• Sumo

If the New Year is the time where resolutions are made, New Year’s Eve is typically the time where the previous resolutions have been broken. Most people make diet-related resolutions, but only some actually accomplish their goals, or even stick with their promises longer than a few weeks. A list of diet changes courtesy of a couple websites that may directly affect some of you in the coming weeks (months?), tooled to fit the vegetarian in all of us.

1. Make smart choices with alcohol. If at all possible, eschew the mixed drinks and hoppy beers, many of which are higher in calories than glasses of red wine and may not offer quite the same buzz-for-your-buck, so to speak. A 5-oz glass of red wine (such as a pinot noir or cabernet sauvignon) offers about 125 calories, against about 200 for a 12 bottle or beer or 250 for a rum n’ coke. Just be sure to choose a vegan wine.
2. Choose desserts carefully. Everyone loves dessert. Restricting yourself to no dessert is a recipe for disaster, because even the most stringent person breaks down once in a while, and it may lead to a major pig out session. Instead, limit yourself to a small dessert only a few times a week. If they act as rewards for a job well done – at the gym, for instance – all the better.
3. Schedule your meals. Sticking to a specific dining schedule helps to keep your metabolism and stomach in check. Eat a good, protein-rich breakfast in the morning to help prevent over-eating later in the day, and try to eat lunch and dinner around the same time each day. Nothing wrong with having a few healthy snacks throughout the day – apples are calorie-dense and satisfy the sweet tooth.
4. Don’t do leftovers. Whether you’re making the food and bringing it to see family or having folks over for holidays and parties, make sure there are no leftovers, period. This applies primarily to desserts, as they are usually too hard to resist, but some higher calorie munchies may also make their way into the fridge. It may be easier to follow your normal diet without the distractions of other foods.
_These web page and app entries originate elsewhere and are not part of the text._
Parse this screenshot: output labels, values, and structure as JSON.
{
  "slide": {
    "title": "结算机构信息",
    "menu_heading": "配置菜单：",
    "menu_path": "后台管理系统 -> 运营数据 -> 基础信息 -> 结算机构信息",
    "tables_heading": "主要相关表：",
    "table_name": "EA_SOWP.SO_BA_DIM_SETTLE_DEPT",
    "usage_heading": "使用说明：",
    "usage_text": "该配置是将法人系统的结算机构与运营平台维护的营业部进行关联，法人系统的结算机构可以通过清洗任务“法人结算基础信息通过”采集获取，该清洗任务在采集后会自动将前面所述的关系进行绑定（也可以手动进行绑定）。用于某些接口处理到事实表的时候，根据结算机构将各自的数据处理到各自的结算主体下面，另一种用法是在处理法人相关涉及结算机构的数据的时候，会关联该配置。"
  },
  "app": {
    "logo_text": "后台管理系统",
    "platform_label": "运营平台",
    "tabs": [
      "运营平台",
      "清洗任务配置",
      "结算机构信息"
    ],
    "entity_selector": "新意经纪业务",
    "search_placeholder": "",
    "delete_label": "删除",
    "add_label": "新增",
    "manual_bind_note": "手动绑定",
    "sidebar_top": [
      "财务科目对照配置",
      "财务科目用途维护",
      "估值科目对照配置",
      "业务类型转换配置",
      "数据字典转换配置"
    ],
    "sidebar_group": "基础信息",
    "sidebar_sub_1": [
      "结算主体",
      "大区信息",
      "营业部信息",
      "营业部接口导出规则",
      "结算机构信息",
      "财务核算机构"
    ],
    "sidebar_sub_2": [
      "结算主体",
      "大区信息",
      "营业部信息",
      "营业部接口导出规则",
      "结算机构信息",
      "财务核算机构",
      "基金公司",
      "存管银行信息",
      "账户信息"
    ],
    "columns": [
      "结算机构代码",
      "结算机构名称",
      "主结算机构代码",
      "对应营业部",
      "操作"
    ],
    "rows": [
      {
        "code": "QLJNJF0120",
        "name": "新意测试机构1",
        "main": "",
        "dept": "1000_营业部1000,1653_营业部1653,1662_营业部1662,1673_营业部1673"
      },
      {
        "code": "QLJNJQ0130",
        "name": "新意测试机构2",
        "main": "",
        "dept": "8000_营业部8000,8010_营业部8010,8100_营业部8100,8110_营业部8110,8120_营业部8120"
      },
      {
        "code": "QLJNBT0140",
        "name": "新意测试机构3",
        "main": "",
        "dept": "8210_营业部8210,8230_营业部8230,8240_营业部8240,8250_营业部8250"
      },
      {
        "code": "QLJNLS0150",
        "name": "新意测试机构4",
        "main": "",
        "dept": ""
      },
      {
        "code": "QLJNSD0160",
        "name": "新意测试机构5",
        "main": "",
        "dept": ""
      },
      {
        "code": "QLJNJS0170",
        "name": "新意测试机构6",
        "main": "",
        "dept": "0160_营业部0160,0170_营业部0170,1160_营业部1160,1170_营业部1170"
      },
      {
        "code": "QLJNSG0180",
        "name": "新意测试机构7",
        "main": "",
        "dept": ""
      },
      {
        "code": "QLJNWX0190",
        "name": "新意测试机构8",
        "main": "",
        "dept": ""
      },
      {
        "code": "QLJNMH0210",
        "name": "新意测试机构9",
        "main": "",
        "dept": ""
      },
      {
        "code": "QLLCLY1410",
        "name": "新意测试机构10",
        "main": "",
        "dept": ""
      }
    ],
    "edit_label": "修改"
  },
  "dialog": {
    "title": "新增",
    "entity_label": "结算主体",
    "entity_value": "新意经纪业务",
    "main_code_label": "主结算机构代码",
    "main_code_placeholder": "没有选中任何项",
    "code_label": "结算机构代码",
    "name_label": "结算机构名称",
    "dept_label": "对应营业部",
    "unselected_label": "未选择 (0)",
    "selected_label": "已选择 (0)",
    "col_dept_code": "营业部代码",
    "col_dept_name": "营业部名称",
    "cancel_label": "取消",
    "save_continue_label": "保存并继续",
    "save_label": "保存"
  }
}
5. Use a smaller plate. The average size of dinner plates has increased over the past several decades. The more plate there is to fill, the more food it will take to fill it. Instead, try using medium-sized plates rather than massive dinner trays, and savor every bite. Eating a meal over the course of a 20 minute period will give your stomach, which is kind of dumb, time to realize it is filling with food, leading to less food eaten over time.